Whenever Neal Morse, Mike Portnoy, Roine Stolt and Pete Trewavas get together for Transatlantic, you're quick to use superlatives. This time, however, the prog supergroup has taken it to the extreme once again. Because "The Absolute Universe" is nothing less than the wet dream of every prog fan: a concept album in three different versions
Transatlantic relations are no longer what they used to be, thanks to the Trump administration. In music, however, they still work splendidly. Separate yet united - we bring three of the four prog protagonists to the big eclipsed interview table for you. In our extensive title interview Neal Morse, Roine Stolt and Pete Trewavas talk about the different album versions and the genesis of "The Absolute Universe" as well as about visa problems, the Corona pandemic and good food. Plus: memories of the first sessions over 20 years ago!
eclipsed: "The Absolute Universe" is certainly the most ambitious project Transatlantic have ever tackled. Anyway, the idea of recording two different versions of one album is a novelty in the history of rock music
Roine Stolt: Quite possibly.
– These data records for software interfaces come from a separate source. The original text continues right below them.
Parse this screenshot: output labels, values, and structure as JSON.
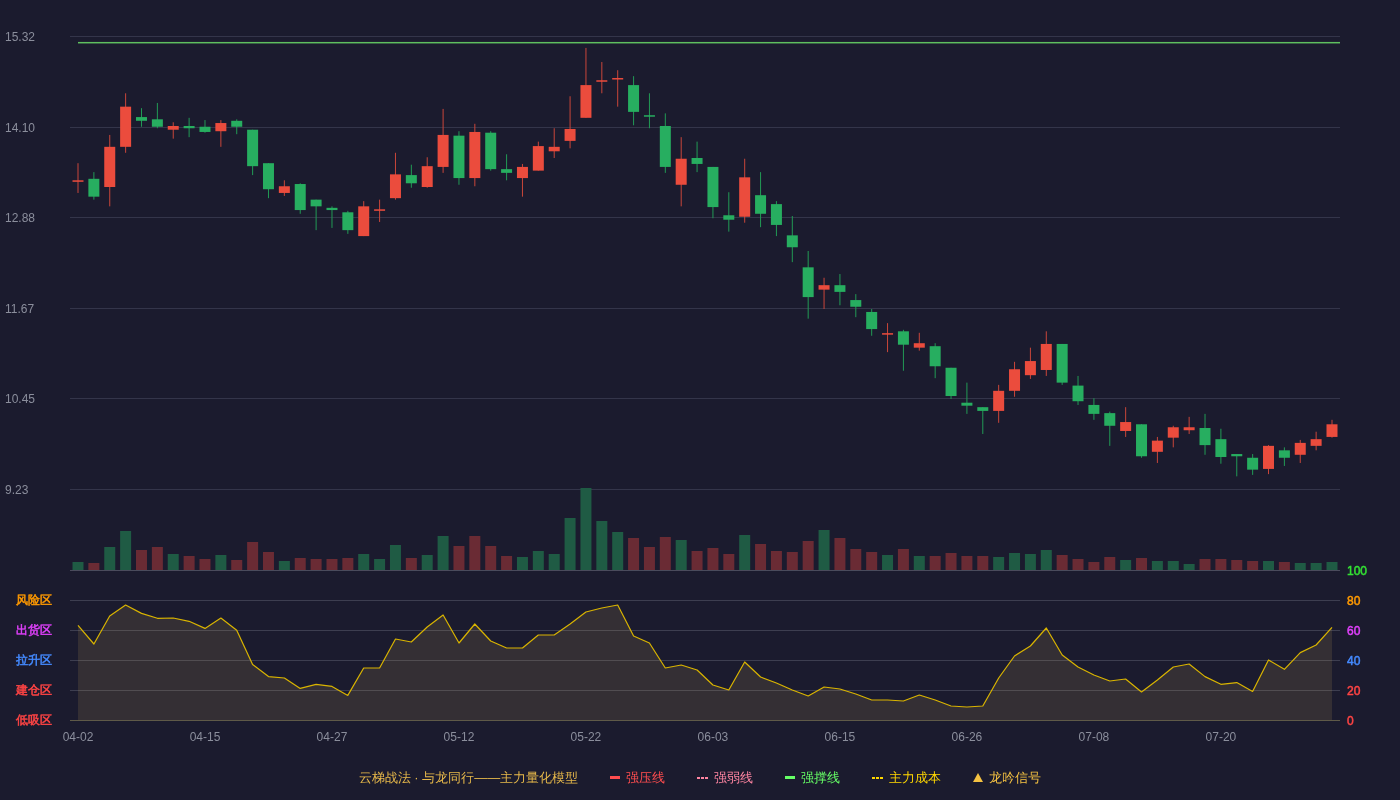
{
  "price_panel": {
    "chart_data": {
      "type": "candlestick",
      "grid": true,
      "ylim": [
        9.23,
        15.32
      ],
      "yticks": [
        {
          "value": 15.32,
          "label": "15.32"
        },
        {
          "value": 14.1,
          "label": "14.10"
        },
        {
          "value": 12.88,
          "label": "12.88"
        },
        {
          "value": 11.67,
          "label": "11.67"
        },
        {
          "value": 10.45,
          "label": "10.45"
        },
        {
          "value": 9.23,
          "label": "9.23"
        }
      ],
      "categories": [
        null,
        null,
        null,
        null,
        null,
        null,
        null,
        null,
        null,
        null,
        null,
        null,
        null,
        null,
        null,
        null,
        null,
        null,
        null,
        null,
        null,
        null,
        null,
        null,
        null,
        null,
        null,
        null,
        null,
        null,
        null,
        null,
        null,
        null,
        null,
        null,
        null,
        null,
        null,
        null,
        null,
        null,
        null,
        null,
        null,
        null,
        null,
        null,
        null,
        null,
        null,
        null,
        null,
        null,
        null,
        null,
        null,
        null,
        null,
        null,
        null,
        null,
        null,
        null,
        null,
        null,
        null,
        null,
        null,
        null,
        null,
        null,
        null,
        null,
        null,
        null,
        null,
        null,
        null,
        null
      ],
      "ohlc": [
        [
          13.36,
          13.61,
          13.21,
          13.38
        ],
        [
          13.4,
          13.49,
          13.12,
          13.16
        ],
        [
          13.29,
          13.99,
          13.03,
          13.83
        ],
        [
          13.83,
          14.55,
          13.75,
          14.37
        ],
        [
          14.23,
          14.35,
          14.1,
          14.18
        ],
        [
          14.2,
          14.42,
          14.08,
          14.1
        ],
        [
          14.06,
          14.16,
          13.94,
          14.11
        ],
        [
          14.11,
          14.22,
          13.96,
          14.08
        ],
        [
          14.1,
          14.19,
          14.02,
          14.03
        ],
        [
          14.04,
          14.19,
          13.83,
          14.15
        ],
        [
          14.18,
          14.2,
          14.0,
          14.1
        ],
        [
          14.06,
          14.06,
          13.45,
          13.57
        ],
        [
          13.61,
          13.61,
          13.14,
          13.26
        ],
        [
          13.21,
          13.38,
          13.17,
          13.3
        ],
        [
          13.33,
          13.34,
          12.93,
          12.98
        ],
        [
          13.12,
          13.12,
          12.71,
          13.03
        ],
        [
          13.01,
          13.03,
          12.74,
          12.98
        ],
        [
          12.95,
          12.97,
          12.66,
          12.71
        ],
        [
          12.63,
          13.1,
          12.63,
          13.03
        ],
        [
          12.97,
          13.12,
          12.82,
          12.99
        ],
        [
          13.14,
          13.75,
          13.12,
          13.46
        ],
        [
          13.45,
          13.59,
          13.28,
          13.34
        ],
        [
          13.29,
          13.69,
          13.28,
          13.57
        ],
        [
          13.56,
          14.34,
          13.48,
          13.99
        ],
        [
          13.98,
          14.04,
          13.32,
          13.41
        ],
        [
          13.41,
          14.14,
          13.3,
          14.03
        ],
        [
          14.02,
          14.04,
          13.51,
          13.53
        ],
        [
          13.53,
          13.73,
          13.38,
          13.48
        ],
        [
          13.41,
          13.6,
          13.16,
          13.56
        ],
        [
          13.51,
          13.9,
          13.51,
          13.84
        ],
        [
          13.77,
          14.08,
          13.68,
          13.83
        ],
        [
          13.91,
          14.51,
          13.81,
          14.07
        ],
        [
          14.22,
          15.16,
          14.22,
          14.66
        ],
        [
          14.71,
          14.97,
          14.55,
          14.72
        ],
        [
          14.74,
          14.86,
          14.37,
          14.75
        ],
        [
          14.66,
          14.78,
          14.12,
          14.3
        ],
        [
          14.25,
          14.55,
          14.08,
          14.24
        ],
        [
          14.11,
          14.28,
          13.48,
          13.56
        ],
        [
          13.32,
          13.96,
          13.03,
          13.67
        ],
        [
          13.68,
          13.9,
          13.49,
          13.6
        ],
        [
          13.56,
          13.56,
          12.87,
          13.02
        ],
        [
          12.91,
          13.22,
          12.69,
          12.85
        ],
        [
          12.89,
          13.67,
          12.81,
          13.42
        ],
        [
          13.18,
          13.49,
          12.75,
          12.93
        ],
        [
          13.06,
          13.1,
          12.63,
          12.78
        ],
        [
          12.64,
          12.9,
          12.28,
          12.48
        ],
        [
          12.21,
          12.43,
          11.52,
          11.81
        ],
        [
          11.91,
          12.07,
          11.65,
          11.97
        ],
        [
          11.97,
          12.12,
          11.7,
          11.88
        ],
        [
          11.77,
          11.85,
          11.54,
          11.68
        ],
        [
          11.61,
          11.65,
          11.29,
          11.38
        ],
        [
          11.31,
          11.46,
          11.07,
          11.32
        ],
        [
          11.35,
          11.37,
          10.82,
          11.17
        ],
        [
          11.13,
          11.33,
          11.09,
          11.19
        ],
        [
          11.15,
          11.19,
          10.72,
          10.88
        ],
        [
          10.86,
          10.86,
          10.44,
          10.48
        ],
        [
          10.39,
          10.66,
          10.24,
          10.35
        ],
        [
          10.33,
          10.33,
          9.97,
          10.28
        ],
        [
          10.28,
          10.63,
          10.12,
          10.55
        ],
        [
          10.55,
          10.94,
          10.47,
          10.84
        ],
        [
          10.76,
          11.13,
          10.71,
          10.95
        ],
        [
          10.83,
          11.35,
          10.75,
          11.18
        ],
        [
          11.18,
          11.18,
          10.63,
          10.66
        ],
        [
          10.62,
          10.75,
          10.36,
          10.41
        ],
        [
          10.36,
          10.45,
          10.16,
          10.24
        ],
        [
          10.25,
          10.27,
          9.81,
          10.08
        ],
        [
          10.01,
          10.33,
          9.93,
          10.13
        ],
        [
          10.1,
          10.1,
          9.65,
          9.67
        ],
        [
          9.73,
          9.93,
          9.58,
          9.88
        ],
        [
          9.92,
          10.08,
          9.79,
          10.06
        ],
        [
          10.02,
          10.2,
          9.97,
          10.06
        ],
        [
          10.05,
          10.24,
          9.69,
          9.82
        ],
        [
          9.9,
          10.04,
          9.57,
          9.66
        ],
        [
          9.7,
          9.7,
          9.4,
          9.67
        ],
        [
          9.65,
          9.7,
          9.42,
          9.49
        ],
        [
          9.5,
          9.82,
          9.43,
          9.81
        ],
        [
          9.75,
          9.79,
          9.54,
          9.65
        ],
        [
          9.69,
          9.89,
          9.58,
          9.85
        ],
        [
          9.81,
          10.0,
          9.75,
          9.9
        ],
        [
          9.93,
          10.16,
          9.92,
          10.1
        ]
      ],
      "ref_lines": [
        {
          "axis": "y",
          "value": 15.23
        }
      ]
    }
  },
  "indicator_panel": {
    "zone_labels": [
      {
        "label": "风险区",
        "color": "#ff9900"
      },
      {
        "label": "出货区",
        "color": "#e040fb"
      },
      {
        "label": "拉升区",
        "color": "#448aff"
      },
      {
        "label": "建仓区",
        "color": "#ff4444"
      },
      {
        "label": "低吸区",
        "color": "#ff4444"
      }
    ],
    "right_axis_labels": [
      {
        "label": "100",
        "color": "#33e033"
      },
      {
        "label": "80",
        "color": "#ff9900"
      },
      {
        "label": "60",
        "color": "#e040fb"
      },
      {
        "label": "40",
        "color": "#448aff"
      },
      {
        "label": "20",
        "color": "#ff4444"
      },
      {
        "label": "0",
        "color": "#ff4444"
      }
    ],
    "chart_data": {
      "type": "area",
      "grid": true,
      "ylim": [
        0,
        100
      ],
      "yticks": [
        100,
        80,
        60,
        40,
        20,
        0
      ],
      "categories": [
        "04-02",
        null,
        null,
        null,
        null,
        null,
        null,
        null,
        "04-15",
        null,
        null,
        null,
        null,
        null,
        null,
        null,
        "04-27",
        null,
        null,
        null,
        null,
        null,
        null,
        null,
        "05-12",
        null,
        null,
        null,
        null,
        null,
        null,
        null,
        "05-22",
        null,
        null,
        null,
        null,
        null,
        null,
        null,
        "06-03",
        null,
        null,
        null,
        null,
        null,
        null,
        null,
        "06-15",
        null,
        null,
        null,
        null,
        null,
        null,
        null,
        "06-26",
        null,
        null,
        null,
        null,
        null,
        null,
        null,
        "07-08",
        null,
        null,
        null,
        null,
        null,
        null,
        null,
        "07-20",
        null,
        null,
        null,
        null,
        null,
        null,
        null
      ],
      "values": [
        63.1,
        50.7,
        69.3,
        76.7,
        71.1,
        67.8,
        68.0,
        65.8,
        61.1,
        68.0,
        59.8,
        37.1,
        28.9,
        28.0,
        21.1,
        23.8,
        22.4,
        16.4,
        34.7,
        34.7,
        54.0,
        52.0,
        62.0,
        70.0,
        51.3,
        64.0,
        52.7,
        48.0,
        48.0,
        56.7,
        56.7,
        64.0,
        72.0,
        74.7,
        76.7,
        56.0,
        51.3,
        34.7,
        36.7,
        33.3,
        23.3,
        20.0,
        38.7,
        28.7,
        24.7,
        20.0,
        16.0,
        22.0,
        20.7,
        17.3,
        13.3,
        13.3,
        12.7,
        16.7,
        13.3,
        9.3,
        8.7,
        9.3,
        28.0,
        42.7,
        49.3,
        61.3,
        43.3,
        35.3,
        30.0,
        26.0,
        27.3,
        18.7,
        26.7,
        35.3,
        37.3,
        28.9,
        23.8,
        24.9,
        19.1,
        40.0,
        33.8,
        44.9,
        50.0,
        61.8
      ]
    }
  },
  "legend": {
    "title": "云梯战法 · 与龙同行——主力量化模型",
    "items": [
      {
        "kind": "line",
        "label": "强压线",
        "color": "#ff4d4f"
      },
      {
        "kind": "dashed",
        "label": "强弱线",
        "color": "#ff85a2"
      },
      {
        "kind": "line",
        "label": "强撑线",
        "color": "#66ff66"
      },
      {
        "kind": "dashed",
        "label": "主力成本",
        "color": "#ffd700"
      },
      {
        "kind": "triangle",
        "label": "龙吟信号",
        "color": "#f5c242"
      }
    ]
  }
}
When Mike came up with the idea, he said, "I don't think anyone's ever done that before," but none of us did any research to see if that was actually the case.
Pete Trewavas: Maybe you can compare it a bit to PFM's (Premiata Forneria Marconi) ʼ74 album "The World Became The World", of which there is an Italian version and then a version translated specifically into English
eclipsed: The boxset version is supposed to be even longer than the double CD version ..
Neal Morse: Yes, that's the 5.1 mix. That was completely Mike's thing, I wasn't involved, to be honest. But he had to choose between the versions of songs like "Higher Than The Morning" because you can't put everything on there
Stolt: The 5.1 version also has parts that weren't used on either the short or the long version. It's all very complicated! (grins) But we are here, after all, to get you to buy more. We want your money! NOW! (laughs) Seriously, the whole thing is a bit confusing, but I'm sure the fans will be extremely happy with it.
eclipsed: Understanding where the different versions differ and which parts don't appear anywhere else is a huge challenge!
Stolt: It's also a challenge for the band! Mike is the only one who has the overview, and he didn't even co-compose. But we're all different, and that's also the beauty. Myself, I'm very specific about the sounds and the mix, how the bass drum, bass, keyboards and guitars sound, and how much reverb is used - all those nerdy things that probably don't mean anything to a lot of people. Mike, on the other hand, has a concrete idea of what the songs should be called and how long they should be, where they should be split and where the next song should start